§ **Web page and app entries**
###

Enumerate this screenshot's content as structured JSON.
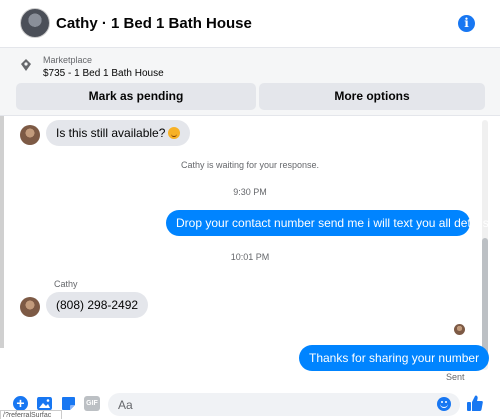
{
  "header": {
    "title": "Cathy · 1 Bed 1 Bath House",
    "info_icon": "info-icon",
    "info_glyph": "i"
  },
  "marketplace": {
    "label": "Marketplace",
    "listing": "$735 - 1 Bed 1 Bath House",
    "mark_pending_label": "Mark as pending",
    "more_options_label": "More options"
  },
  "messages": {
    "first_incoming": "Is this still available?",
    "waiting_notice": "Cathy is waiting for your response.",
    "time_1": "9:30 PM",
    "outgoing_1": "Drop your contact number send me i will text you all details",
    "time_2": "10:01 PM",
    "sender_name": "Cathy",
    "incoming_phone": "(808) 298-2492",
    "outgoing_2": "Thanks for sharing your number",
    "status": "Sent"
  },
  "composer": {
    "placeholder": "Aa",
    "plus_glyph": "+",
    "gif_label": "GIF"
  },
  "url_peek": "/?referralSurfac",
  "colors": {
    "accent": "#1877f2",
    "outgoing_bubble": "#0084ff",
    "incoming_bubble": "#e4e6eb"
  }
}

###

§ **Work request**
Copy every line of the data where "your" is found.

§ **The answer**
    "waiting_notice": "Cathy is waiting for your response.",
    "outgoing_1": "Drop your contact number send me i will text you all details",
    "outgoing_2": "Thanks for sharing your number",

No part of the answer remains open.